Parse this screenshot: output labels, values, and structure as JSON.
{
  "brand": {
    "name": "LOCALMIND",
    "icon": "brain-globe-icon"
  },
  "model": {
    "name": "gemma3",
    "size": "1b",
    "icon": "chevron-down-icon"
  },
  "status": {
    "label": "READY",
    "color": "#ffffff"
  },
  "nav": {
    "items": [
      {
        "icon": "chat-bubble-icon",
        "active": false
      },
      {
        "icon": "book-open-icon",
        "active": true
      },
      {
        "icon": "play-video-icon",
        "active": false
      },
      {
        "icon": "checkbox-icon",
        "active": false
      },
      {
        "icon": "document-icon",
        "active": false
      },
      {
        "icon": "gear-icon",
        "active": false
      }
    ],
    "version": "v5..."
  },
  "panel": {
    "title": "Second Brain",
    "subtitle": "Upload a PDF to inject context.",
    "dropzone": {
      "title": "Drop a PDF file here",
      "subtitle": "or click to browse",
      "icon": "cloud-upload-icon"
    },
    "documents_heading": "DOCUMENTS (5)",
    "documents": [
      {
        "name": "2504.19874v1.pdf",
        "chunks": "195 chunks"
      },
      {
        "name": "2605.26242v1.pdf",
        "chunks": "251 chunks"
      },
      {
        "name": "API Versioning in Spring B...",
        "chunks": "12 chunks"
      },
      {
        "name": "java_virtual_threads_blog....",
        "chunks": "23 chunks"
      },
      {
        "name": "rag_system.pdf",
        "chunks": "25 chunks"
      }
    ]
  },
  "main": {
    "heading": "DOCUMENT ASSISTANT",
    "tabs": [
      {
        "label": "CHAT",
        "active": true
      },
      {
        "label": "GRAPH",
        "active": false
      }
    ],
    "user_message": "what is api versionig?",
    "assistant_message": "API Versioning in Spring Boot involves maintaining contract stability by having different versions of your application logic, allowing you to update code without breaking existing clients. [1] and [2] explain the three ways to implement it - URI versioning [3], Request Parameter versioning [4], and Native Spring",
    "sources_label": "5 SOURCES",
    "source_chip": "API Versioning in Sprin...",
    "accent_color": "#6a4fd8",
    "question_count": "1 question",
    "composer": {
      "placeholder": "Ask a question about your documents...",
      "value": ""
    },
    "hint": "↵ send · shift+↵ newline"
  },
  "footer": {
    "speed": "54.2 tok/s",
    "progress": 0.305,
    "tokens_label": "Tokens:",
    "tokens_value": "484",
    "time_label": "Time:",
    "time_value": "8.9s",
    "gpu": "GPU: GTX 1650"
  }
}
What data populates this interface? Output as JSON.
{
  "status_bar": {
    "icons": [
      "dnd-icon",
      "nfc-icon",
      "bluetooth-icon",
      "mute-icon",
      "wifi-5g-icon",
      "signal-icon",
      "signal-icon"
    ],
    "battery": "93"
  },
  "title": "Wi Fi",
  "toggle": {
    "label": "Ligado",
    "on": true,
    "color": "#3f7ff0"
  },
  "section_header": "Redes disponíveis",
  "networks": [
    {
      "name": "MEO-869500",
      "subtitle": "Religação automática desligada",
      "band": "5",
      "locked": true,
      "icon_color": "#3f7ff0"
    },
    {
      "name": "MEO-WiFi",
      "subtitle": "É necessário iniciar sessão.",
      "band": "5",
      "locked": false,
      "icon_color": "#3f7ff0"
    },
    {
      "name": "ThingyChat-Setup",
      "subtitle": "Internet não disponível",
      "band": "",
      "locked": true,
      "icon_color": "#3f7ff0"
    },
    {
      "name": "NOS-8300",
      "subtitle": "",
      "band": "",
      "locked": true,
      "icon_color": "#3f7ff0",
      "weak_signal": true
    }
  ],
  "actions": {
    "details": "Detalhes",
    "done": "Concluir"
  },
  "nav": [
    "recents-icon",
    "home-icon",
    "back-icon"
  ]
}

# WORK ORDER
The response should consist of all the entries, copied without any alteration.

# TASK RESPONSE
Parse this screenshot: output labels, values, and structure as JSON.
{
  "brand": {
    "name": "LOCALMIND",
    "icon": "brain-globe-icon"
  },
  "model": {
    "name": "gemma3",
    "size": "1b",
    "icon": "chevron-down-icon"
  },
  "status": {
    "label": "READY",
    "color": "#ffffff"
  },
  "nav": {
    "items": [
      {
        "icon": "chat-bubble-icon",
        "active": false
      },
      {
        "icon": "book-open-icon",
        "active": true
      },
      {
        "icon": "play-video-icon",
        "active": false
      },
      {
        "icon": "checkbox-icon",
        "active": false
      },
      {
        "icon": "document-icon",
        "active": false
      },
      {
        "icon": "gear-icon",
        "active": false
      }
    ],
    "version": "v5..."
  },
  "panel": {
    "title": "Second Brain",
    "subtitle": "Upload a PDF to inject context.",
    "dropzone": {
      "title": "Drop a PDF file here",
      "subtitle": "or click to browse",
      "icon": "cloud-upload-icon"
    },
    "documents_heading": "DOCUMENTS (5)",
    "documents": [
      {
        "name": "2504.19874v1.pdf",
        "chunks": "195 chunks"
      },
      {
        "name": "2605.26242v1.pdf",
        "chunks": "251 chunks"
      },
      {
        "name": "API Versioning in Spring B...",
        "chunks": "12 chunks"
      },
      {
        "name": "java_virtual_threads_blog....",
        "chunks": "23 chunks"
      },
      {
        "name": "rag_system.pdf",
        "chunks": "25 chunks"
      }
    ]
  },
  "main": {
    "heading": "DOCUMENT ASSISTANT",
    "tabs": [
      {
        "label": "CHAT",
        "active": true
      },
      {
        "label": "GRAPH",
        "active": false
      }
    ],
    "user_message": "what is api versionig?",
    "assistant_message": "API Versioning in Spring Boot involves maintaining contract stability by having different versions of your application logic, allowing you to update code without breaking existing clients. [1] and [2] explain the three ways to implement it - URI versioning [3], Request Parameter versioning [4], and Native Spring",
    "sources_label": "5 SOURCES",
    "source_chip": "API Versioning in Sprin...",
    "accent_color": "#6a4fd8",
    "question_count": "1 question",
    "composer": {
      "placeholder": "Ask a question about your documents...",
      "value": ""
    },
    "hint": "↵ send · shift+↵ newline"
  },
  "footer": {
    "speed": "54.2 tok/s",
    "progress": 0.305,
    "tokens_label": "Tokens:",
    "tokens_value": "484",
    "time_label": "Time:",
    "time_value": "8.9s",
    "gpu": "GPU: GTX 1650"
  }
}
What data populates this interface? Output as JSON.
{
  "status_bar": {
    "icons": [
      "dnd-icon",
      "nfc-icon",
      "bluetooth-icon",
      "mute-icon",
      "wifi-5g-icon",
      "signal-icon",
      "signal-icon"
    ],
    "battery": "93"
  },
  "title": "Wi Fi",
  "toggle": {
    "label": "Ligado",
    "on": true,
    "color": "#3f7ff0"
  },
  "section_header": "Redes disponíveis",
  "networks": [
    {
      "name": "MEO-869500",
      "subtitle": "Religação automática desligada",
      "band": "5",
      "locked": true,
      "icon_color": "#3f7ff0"
    },
    {
      "name": "MEO-WiFi",
      "subtitle": "É necessário iniciar sessão.",
      "band": "5",
      "locked": false,
      "icon_color": "#3f7ff0"
    },
    {
      "name": "ThingyChat-Setup",
      "subtitle": "Internet não disponível",
      "band": "",
      "locked": true,
      "icon_color": "#3f7ff0"
    },
    {
      "name": "NOS-8300",
      "subtitle": "",
      "band": "",
      "locked": true,
      "icon_color": "#3f7ff0",
      "weak_signal": true
    }
  ],
  "actions": {
    "details": "Detalhes",
    "done": "Concluir"
  },
  "nav": [
    "recents-icon",
    "home-icon",
    "back-icon"
  ]
}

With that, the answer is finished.